As an internaliser myself, I recognise this danger only too well and I’ve begun over recent months to reflect upon how to deal with a world that I want to believe is within my control but realistically in some circumstances is not. The conclusion I have drawn is that if control is something that is important to you in order that you can keep hopeful about the future and believe you can shape the way things go, then don’t relinquish that to others. Instead reassess where in the situation you can find your own little piece of control and try to stick with that. Also, shift your perspective to consider that control also equals responsibility. In personal relationships, the reality is that you don’t have all of the control and this is a good thing because it also means you don’t have all of the responsibility either. If a friendship, romantic relationship, work relationship succeeds or fails this is not all within your control and therefore is not all your responsibility either. If you give 110% it will not compensate for a 20% effort from someone else, much as we might wish it would.
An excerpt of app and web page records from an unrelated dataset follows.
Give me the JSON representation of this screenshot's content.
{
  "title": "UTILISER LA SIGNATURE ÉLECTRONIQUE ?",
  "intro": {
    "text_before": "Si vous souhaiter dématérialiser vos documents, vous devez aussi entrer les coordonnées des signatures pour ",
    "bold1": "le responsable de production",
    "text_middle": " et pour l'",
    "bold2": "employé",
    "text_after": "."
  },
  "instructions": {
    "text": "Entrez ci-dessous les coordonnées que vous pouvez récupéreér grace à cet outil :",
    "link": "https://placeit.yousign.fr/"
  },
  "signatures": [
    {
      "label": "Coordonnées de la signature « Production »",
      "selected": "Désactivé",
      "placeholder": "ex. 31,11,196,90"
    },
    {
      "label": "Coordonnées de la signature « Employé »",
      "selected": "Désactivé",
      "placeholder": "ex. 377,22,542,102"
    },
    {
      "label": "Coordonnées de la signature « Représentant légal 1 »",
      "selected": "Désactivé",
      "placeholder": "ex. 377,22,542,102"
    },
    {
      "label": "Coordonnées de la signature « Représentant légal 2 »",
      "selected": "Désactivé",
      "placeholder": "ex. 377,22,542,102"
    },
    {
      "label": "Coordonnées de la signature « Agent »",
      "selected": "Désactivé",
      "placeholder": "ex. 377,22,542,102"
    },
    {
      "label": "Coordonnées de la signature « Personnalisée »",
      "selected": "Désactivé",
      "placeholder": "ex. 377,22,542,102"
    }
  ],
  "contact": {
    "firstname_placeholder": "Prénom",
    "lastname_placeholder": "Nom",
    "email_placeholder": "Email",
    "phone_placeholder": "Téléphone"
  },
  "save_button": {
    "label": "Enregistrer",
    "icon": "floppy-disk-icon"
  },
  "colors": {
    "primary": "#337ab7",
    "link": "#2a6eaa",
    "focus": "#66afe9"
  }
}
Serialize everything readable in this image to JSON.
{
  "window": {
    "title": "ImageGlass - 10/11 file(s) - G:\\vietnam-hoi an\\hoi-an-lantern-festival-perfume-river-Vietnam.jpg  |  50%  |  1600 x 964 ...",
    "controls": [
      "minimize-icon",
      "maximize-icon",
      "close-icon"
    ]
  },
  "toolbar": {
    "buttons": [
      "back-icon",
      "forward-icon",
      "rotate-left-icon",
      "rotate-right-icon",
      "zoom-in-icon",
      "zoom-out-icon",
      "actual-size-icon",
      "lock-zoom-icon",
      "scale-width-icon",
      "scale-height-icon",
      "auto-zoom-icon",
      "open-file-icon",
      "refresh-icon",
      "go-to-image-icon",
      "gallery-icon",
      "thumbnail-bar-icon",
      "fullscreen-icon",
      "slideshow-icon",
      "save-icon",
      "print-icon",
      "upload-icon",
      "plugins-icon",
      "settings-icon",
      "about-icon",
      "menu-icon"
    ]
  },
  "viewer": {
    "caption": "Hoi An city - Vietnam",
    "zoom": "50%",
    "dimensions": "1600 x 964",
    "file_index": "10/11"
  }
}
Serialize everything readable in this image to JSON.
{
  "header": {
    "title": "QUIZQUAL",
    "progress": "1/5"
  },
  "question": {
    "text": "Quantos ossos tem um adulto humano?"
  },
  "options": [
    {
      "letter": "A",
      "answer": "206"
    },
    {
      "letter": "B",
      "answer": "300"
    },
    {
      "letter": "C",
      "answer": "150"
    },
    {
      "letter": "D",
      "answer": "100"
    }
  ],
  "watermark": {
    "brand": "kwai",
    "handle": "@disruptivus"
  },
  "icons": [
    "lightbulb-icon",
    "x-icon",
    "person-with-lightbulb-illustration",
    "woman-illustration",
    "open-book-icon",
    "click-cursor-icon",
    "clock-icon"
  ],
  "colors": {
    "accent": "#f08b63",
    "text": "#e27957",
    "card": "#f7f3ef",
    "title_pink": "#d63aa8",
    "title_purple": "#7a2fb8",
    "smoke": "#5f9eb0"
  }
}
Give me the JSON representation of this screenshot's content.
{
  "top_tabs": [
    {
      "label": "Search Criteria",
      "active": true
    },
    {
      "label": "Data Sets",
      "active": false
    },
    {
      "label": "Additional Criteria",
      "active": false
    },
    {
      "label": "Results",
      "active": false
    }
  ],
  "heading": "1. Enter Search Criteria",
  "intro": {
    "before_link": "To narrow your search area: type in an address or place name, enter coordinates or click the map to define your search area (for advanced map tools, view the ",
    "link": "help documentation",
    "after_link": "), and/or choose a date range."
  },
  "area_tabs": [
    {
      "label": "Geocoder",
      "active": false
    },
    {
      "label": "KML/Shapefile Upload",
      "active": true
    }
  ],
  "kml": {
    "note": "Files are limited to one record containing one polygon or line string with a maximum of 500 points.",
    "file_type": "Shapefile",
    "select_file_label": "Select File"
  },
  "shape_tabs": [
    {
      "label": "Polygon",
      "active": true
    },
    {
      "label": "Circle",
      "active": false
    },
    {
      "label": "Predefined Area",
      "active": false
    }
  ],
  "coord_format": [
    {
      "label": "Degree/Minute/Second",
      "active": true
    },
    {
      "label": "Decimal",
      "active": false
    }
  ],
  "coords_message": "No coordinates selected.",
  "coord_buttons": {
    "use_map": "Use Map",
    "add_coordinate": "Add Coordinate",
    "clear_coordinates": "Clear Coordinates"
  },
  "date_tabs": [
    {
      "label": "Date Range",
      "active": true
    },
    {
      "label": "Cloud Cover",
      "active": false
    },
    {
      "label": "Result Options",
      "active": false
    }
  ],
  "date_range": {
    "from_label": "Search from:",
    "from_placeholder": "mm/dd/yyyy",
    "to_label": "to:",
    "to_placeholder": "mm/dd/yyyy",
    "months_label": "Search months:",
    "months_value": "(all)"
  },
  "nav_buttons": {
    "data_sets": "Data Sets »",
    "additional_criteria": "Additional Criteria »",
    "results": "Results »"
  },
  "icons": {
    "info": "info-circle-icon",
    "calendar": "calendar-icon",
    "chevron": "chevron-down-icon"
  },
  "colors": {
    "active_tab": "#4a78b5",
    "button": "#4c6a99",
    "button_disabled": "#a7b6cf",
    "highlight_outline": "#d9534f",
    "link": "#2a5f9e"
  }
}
So let the responsibility go and focus on the thing that IS within your control…how you feel and react to the situation you are now faced with.
So, the things I have decided to try to keep in mind as I currently go through a tough personal situation are…
Relationships are one part of life where enough is not always enough… but that’s okay. Sometimes we can give enough (more than enough) to another person (or people) or situation and it doesn’t guarantee success. Rather than self-blaming and looking at things you could have done differently, be fair and put some of the responsibility back onto the other person / people involved and just be proud of the fact that you made your best effort.
Sometimes it’s the ‘long game’ game that counts. Just because the effort and care didn’t pay off this time, should that mean you don’t try again (and again and again…)? Short term set-backs come along that may well shake your belief system and determination but the ability to get back up again and still put in effort may well lead to longer term successes. If a situation or person wasn’t a happy recipient of your efforts should that mean you stop altogether? No, move on and try again elsewhere where it will be appreciated.
Learn to let go and hand over control and responsibility. It’s impossible (and undesirable) to keep a handle on everything in your life and those who really love you sometimes want to shoulder that control and responsibility with / for you. Let go of the control and allow others to occasionally pick up the slack, this is the only way to build healthy intimacy and trust. When you let go and allow others in, you can get the clarity you need to resume life at full speed 🙂
So in concluding, it is true that enough is not always enough to secure a particular result. But there is a journey to be had through persevering despite set-backs and staying determined to keep giving 110%. I know more than most how much each perceived ‘failure’ strips away a part of you and it becomes harder to pick yourself back up again with the same enthusiasm and optimism as before but we have to keep the faith that in the long term it will lead to better things.
“Strength and growth come only through continuous effort and struggle” Napoleon Hill